Oil prices edged lower on Monday after data showing fresh builds at the delivery point for U.S. crude futures and lower Wall Street share prices offset bullish OPEC demand projections.

Crude futures have fallen about $4 a barrel over the past three sessions, partly on concerns that stockpiles of refined U.S. oil products like heating oil were also growing as refineries ramp up output as they emerge from maintenance season amid milder-than-usual weather.

Near record pumping of oil by Russia, Saudi Arabia and other big global producers has also weighed on the market.

On Monday, Brent crude futures were down 15 cents at $47.27 a barrel by 11:12 a.m. EST (1612 GMT).

U.S. crude slipped 35 cents to $43.94.

Data from market intelligence firm Genscape showed stockpiles at the Cushing, Oklahoma delivery point for U.S. crude futures rose by more than 1.8 million barrels between Oct 30 and Nov. 5, traders who saw the data said.

On Wall Street, the key U.S. stock gauge, the S&P 500 , was down 1 percent.

Oil prices were up earlier in the session after OPEC said it expected global demand to remain strong next year. Abdullah al-Badri, Secretary-General of the Organization of the Petroleum Exporting Countries, said he expects the oil market will become more balanced in 2016 as demand continues to grow.

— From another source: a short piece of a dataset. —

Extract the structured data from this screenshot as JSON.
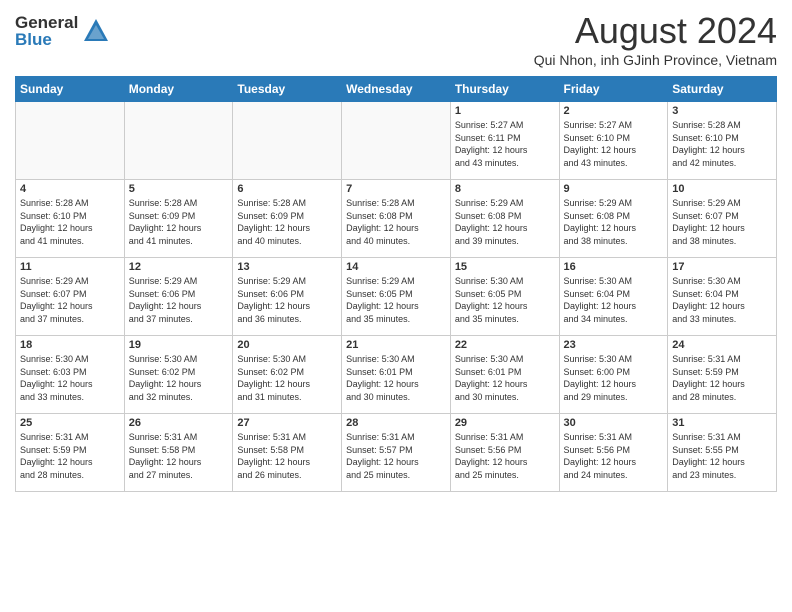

(Additional reporting by Ron Bousso and Sarah McFarlane in London and Manolo Serapio Jr. in Manila; Editing by Marguerita Choy)